This mindset that I am so appalled and scared of, the stubbornness the Pastor was instilling in the congregation, has many implications. They are taught to believe that they are the only right ones, and that leaves no room for compromise, as there is only one way to earn God’s salvation–God’s way. This puts them in a black-and-white mindset that undoubtedly transfers into the rest of their lifestyle. How can they compromise in politics, or come to mutual agreements with coworkers at their earthly jobs if they feel like only they are entitled to the truth, and that they are on the path of righteousness? How can they be tolerant of other beliefs? They can’t… any time they refer to the First Amendment, it is an effort to either shield their views from criticism or to try to push them on other people.

This mental block prevents them from being able to debate towards a greater truth. This was quite apparent at the assembly meetings. They stated the same things, over and over and over again, with no regard to counterarguments made by Ordinance 64’s supporters. This arrogant righteousness is what puts me off of debating religion. It ends up being an exercise in futility, as they are too stubborn to question their values and beliefs, much less change them. I saw this all too often. Now I am beginning to understand how this mental block got put in place.
sheepleI must say I felt something when I was there. The music, the lighting, the sermons… something almost supernatural. There was something more there. However, I must hope that I’m not the only one who can see the puppet strings. I saw what technicians labored to accomplish behind the scenes, because that’s all it was, complete with a glitch or two. The congregation was captivated like strung-up puppets. Simple, repetitive musical pitches and vocal inflections along with synthesized drums made a very simple but potent mix of music that sounded damn near inspirational. Prevo used many different vocal tones to captivate the audience. He was definitely a skilled puppet master, a shepherd of sheeple. It was a bit annoying to hear some guy in the pews moaning “amen” after everything the pastor said. They also had a visiting Christian musician, Dennis Agajanian who had some acoustic guitar skills, which did surprise me. I was under the impression that Christian musicians were simply bad musicians cashing in on the faith factor. That’s not based on reality though, but instead on South Park. I’ll look into it if I continue studying ABT’s services.

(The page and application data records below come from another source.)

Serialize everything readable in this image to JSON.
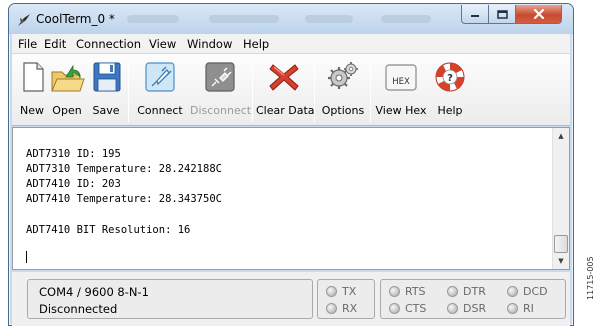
{
  "window": {
    "title": "CoolTerm_0 *"
  },
  "menu": {
    "items": [
      {
        "id": "file",
        "label": "File"
      },
      {
        "id": "edit",
        "label": "Edit"
      },
      {
        "id": "connection",
        "label": "Connection"
      },
      {
        "id": "view",
        "label": "View"
      },
      {
        "id": "window",
        "label": "Window"
      },
      {
        "id": "help",
        "label": "Help"
      }
    ]
  },
  "toolbar": {
    "new": "New",
    "open": "Open",
    "save": "Save",
    "connect": "Connect",
    "disconnect": "Disconnect",
    "clear_data": "Clear Data",
    "options": "Options",
    "view_hex": "View Hex",
    "help": "Help",
    "hex_icon_text": "HEX"
  },
  "terminal": {
    "lines": [
      "ADT7310 ID: 195",
      "ADT7310 Temperature: 28.242188C",
      "ADT7410 ID: 203",
      "ADT7410 Temperature: 28.343750C",
      "",
      "ADT7410 BIT Resolution: 16"
    ]
  },
  "status": {
    "port": "COM4 / 9600 8-N-1",
    "connection": "Disconnected",
    "leds": {
      "tx": "TX",
      "rx": "RX",
      "rts": "RTS",
      "cts": "CTS",
      "dtr": "DTR",
      "dsr": "DSR",
      "dcd": "DCD",
      "ri": "RI"
    }
  },
  "figure_code": "11715-005",
  "colors": {
    "title_bar": "#c9dcef",
    "close_button": "#c74a30",
    "clear_data_x": "#d7402b",
    "connect_icon": "#7fb9e6",
    "save_icon": "#2f6db5"
  }
}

At the end of the service, Pastor Prevo briefly referred to the bill to notify parents of their children’s abortions, and mentioned something about either a vote or contacting politicians (I don’t remember which it was). Doesn’t that violate the 501(c) status (or whatever the tax-exempt status is called)?